If the mobile application user clicks on the malware-infected ads, the malware downloads in the background without the user’s knowledge. Once the malware gets downloaded to the mobile, it prompts a security message, notifying the user about a security issue they must fix.
If the user goes ahead with this, it will complete the malware installation, automatically providing administrative privileges to the malware. Once the privileges are established, the user experiences continuous pop-ups, which can get annoying and lead mobile users to malicious websites.
Angler Exploit Kit
This malvertising attack is similar to the drive-by-download attack, where the user is automatically redirected to malicious websites.
The exploit kit exploits system vulnerabilities through common web extensions like Microsoft Silverlight, Adobe Flash, and Oracle Java.
How To Prevent Malvertising Attacks?
Not all malicious advertisements require clicks for the malware to spread and infect the device. Hence, mitigating malvertising isn’t as straightforward and requires extensive security measures.
Here are some best practices to prevent malvertising attacks from affecting your organization.
#1. Use a Robust Anti-virus Software
No matter the precautions you take, stopping a few anti-virus software becomes difficult, and they slip through, no matter what.
Hence, using top-of-the-line and robust anti-virus software becomes essential to defend your device against malicious malware attacks. These software programs can also help detect and remove malware from your device or harmful files installed on your computer device.
#2. Use an Ad-Blocker
If you want to prevent risks of malvertising attacks from the source, using an ad-blocker is one of the most efficient ways to prevent malware from infecting your device through advertisements.
An ad-blocker stops malicious and legitimate ads from popping up or displaying on your computer screen, significantly reducing the chances of malware attacks through advertisements.
#3. Keep Your Operating System Updated
Malicious malware often exploits the system’s software vulnerabilities.
Hence, using and running your operating system’s latest version is critical to reducing the chances of malvertisements exploiting your system vulnerabilities. This also is true for other software and applications of your device.
#4. Disable Browser Plugins
Your browser plugins are the most common and popular means for malicious attacks affecting your system.
However, you can eliminate this risk by modifying your browser settings and limiting the number of plugins that run by default on your browser, removing the vulnerabilities that might exploit your browser and the chances of cybercriminal activities.
#5. Only Install Software From Legitimate Sources
Downloading software from unknown or less popular platforms is risky and increases the chances of installing malware-induced software.

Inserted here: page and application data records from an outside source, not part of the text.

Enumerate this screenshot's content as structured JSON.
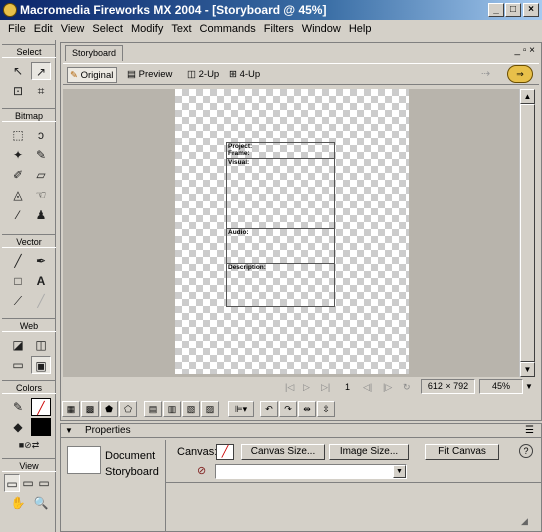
{
  "window": {
    "title": "Macromedia Fireworks MX 2004 - [Storyboard @ 45%]",
    "minimize": "_",
    "maximize": "□",
    "close": "×"
  },
  "menu": [
    "File",
    "Edit",
    "View",
    "Select",
    "Modify",
    "Text",
    "Commands",
    "Filters",
    "Window",
    "Help"
  ],
  "tools": {
    "sections": [
      "Select",
      "Bitmap",
      "Vector",
      "Web",
      "Colors",
      "View"
    ]
  },
  "document": {
    "tab": "Storyboard",
    "view_tabs": [
      "Original",
      "Preview",
      "2-Up",
      "4-Up"
    ],
    "board": {
      "project_label": "Project:",
      "frame_label": "Frame:",
      "visual_label": "Visual:",
      "audio_label": "Audio:",
      "description_label": "Description:"
    },
    "status": {
      "frame": "1",
      "size": "612 × 792",
      "zoom": "45%"
    }
  },
  "properties": {
    "panel_title": "Properties",
    "doc_type": "Document",
    "doc_name": "Storyboard",
    "canvas_label": "Canvas:",
    "canvas_size_button": "Canvas Size...",
    "image_size_button": "Image Size...",
    "fit_canvas_button": "Fit Canvas",
    "help": "?"
  },
  "colors": {
    "title_gradient_start": "#0a246a",
    "title_gradient_end": "#a6caf0",
    "chrome": "#d4d0c8"
  }
}
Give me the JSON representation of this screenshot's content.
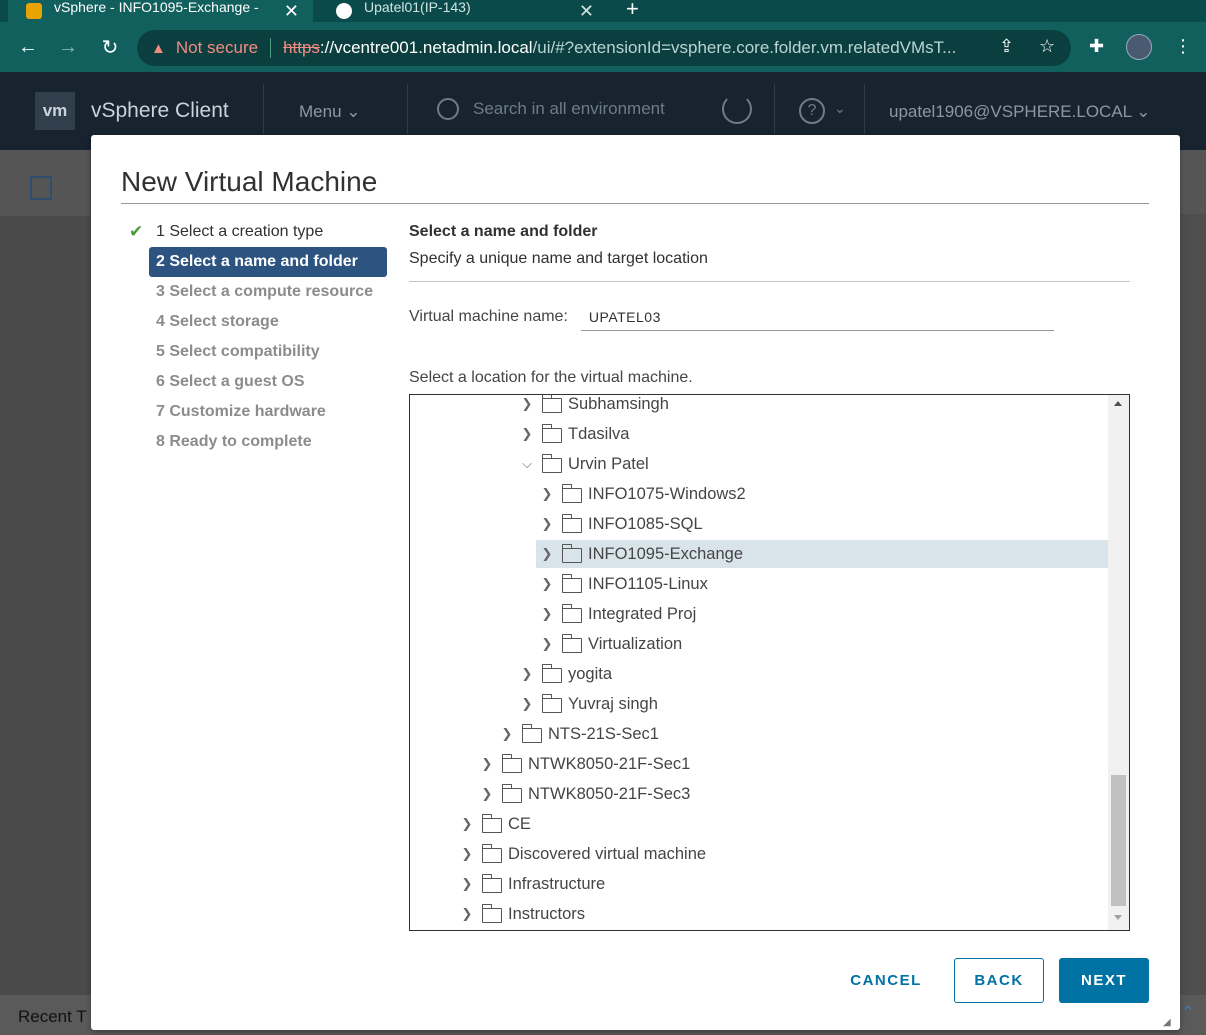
{
  "browser": {
    "tabs": [
      {
        "title": "vSphere - INFO1095-Exchange -",
        "active": true
      },
      {
        "title": "Upatel01(IP-143)",
        "active": false
      }
    ],
    "url": {
      "security_label": "Not secure",
      "scheme": "https",
      "host": "://vcentre001.netadmin.local",
      "path": "/ui/#?extensionId=vsphere.core.folder.vm.relatedVMsT..."
    }
  },
  "app": {
    "logo": "vm",
    "title": "vSphere Client",
    "menu_label": "Menu",
    "search_placeholder": "Search in all environment",
    "user": "upatel1906@VSPHERE.LOCAL",
    "recent_tasks_label": "Recent T"
  },
  "dialog": {
    "title": "New Virtual Machine",
    "steps": [
      {
        "label": "1 Select a creation type",
        "state": "done"
      },
      {
        "label": "2 Select a name and folder",
        "state": "current"
      },
      {
        "label": "3 Select a compute resource",
        "state": "pending"
      },
      {
        "label": "4 Select storage",
        "state": "pending"
      },
      {
        "label": "5 Select compatibility",
        "state": "pending"
      },
      {
        "label": "6 Select a guest OS",
        "state": "pending"
      },
      {
        "label": "7 Customize hardware",
        "state": "pending"
      },
      {
        "label": "8 Ready to complete",
        "state": "pending"
      }
    ],
    "section_title": "Select a name and folder",
    "section_subtitle": "Specify a unique name and target location",
    "vm_name_label": "Virtual machine name:",
    "vm_name_value": "UPATEL03",
    "location_label": "Select a location for the virtual machine.",
    "tree": [
      {
        "label": "Subhamsingh",
        "depth": 5,
        "expanded": false
      },
      {
        "label": "Tdasilva",
        "depth": 5,
        "expanded": false
      },
      {
        "label": "Urvin Patel",
        "depth": 5,
        "expanded": true
      },
      {
        "label": "INFO1075-Windows2",
        "depth": 6,
        "expanded": false
      },
      {
        "label": "INFO1085-SQL",
        "depth": 6,
        "expanded": false
      },
      {
        "label": "INFO1095-Exchange",
        "depth": 6,
        "expanded": false,
        "selected": true
      },
      {
        "label": "INFO1105-Linux",
        "depth": 6,
        "expanded": false
      },
      {
        "label": "Integrated Proj",
        "depth": 6,
        "expanded": false
      },
      {
        "label": "Virtualization",
        "depth": 6,
        "expanded": false
      },
      {
        "label": "yogita",
        "depth": 5,
        "expanded": false
      },
      {
        "label": "Yuvraj singh",
        "depth": 5,
        "expanded": false
      },
      {
        "label": "NTS-21S-Sec1",
        "depth": 4,
        "expanded": false
      },
      {
        "label": "NTWK8050-21F-Sec1",
        "depth": 3,
        "expanded": false
      },
      {
        "label": "NTWK8050-21F-Sec3",
        "depth": 3,
        "expanded": false
      },
      {
        "label": "CE",
        "depth": 2,
        "expanded": false
      },
      {
        "label": "Discovered virtual machine",
        "depth": 2,
        "expanded": false
      },
      {
        "label": "Infrastructure",
        "depth": 2,
        "expanded": false
      },
      {
        "label": "Instructors",
        "depth": 2,
        "expanded": false
      }
    ],
    "buttons": {
      "cancel": "CANCEL",
      "back": "BACK",
      "next": "NEXT"
    }
  },
  "colors": {
    "browser_toolbar": "#11605e",
    "vsphere_header": "#17232e",
    "current_step": "#2d5480",
    "primary_button": "#0072a3",
    "selected_row": "#d9e4ea",
    "done_check": "#4a9a3a"
  }
}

Hence, it’s always recommended to only install software and applications from legitimate and secure sources, like Apple’s App Store, that guarantee high application security.
Malvertising is a common practice that cybercrime attackers employ to breach data, compromise systems, and attack organizations, leading to financial losses, reputational damages, and operational disruptions.
Hence, detecting, preventing, and removing malware caused due to malvertising is essential to avoid falling victim to malvertising.
So, ensure you take the necessary preventions, like installing anti-virus, malware scanning tools, and ad blockers and preventing clicking on fake pop-ups and alerts to avoid losing sensitive data and confidential information.
Tejal is an experienced B2B SaaS content writer for eCommerce and marketing, specializing in web hosting, AI & ML, cloud and cybersecurity, SEO, and digital marketing. She holds a B.E degree in Electronics & Telecommunications… read more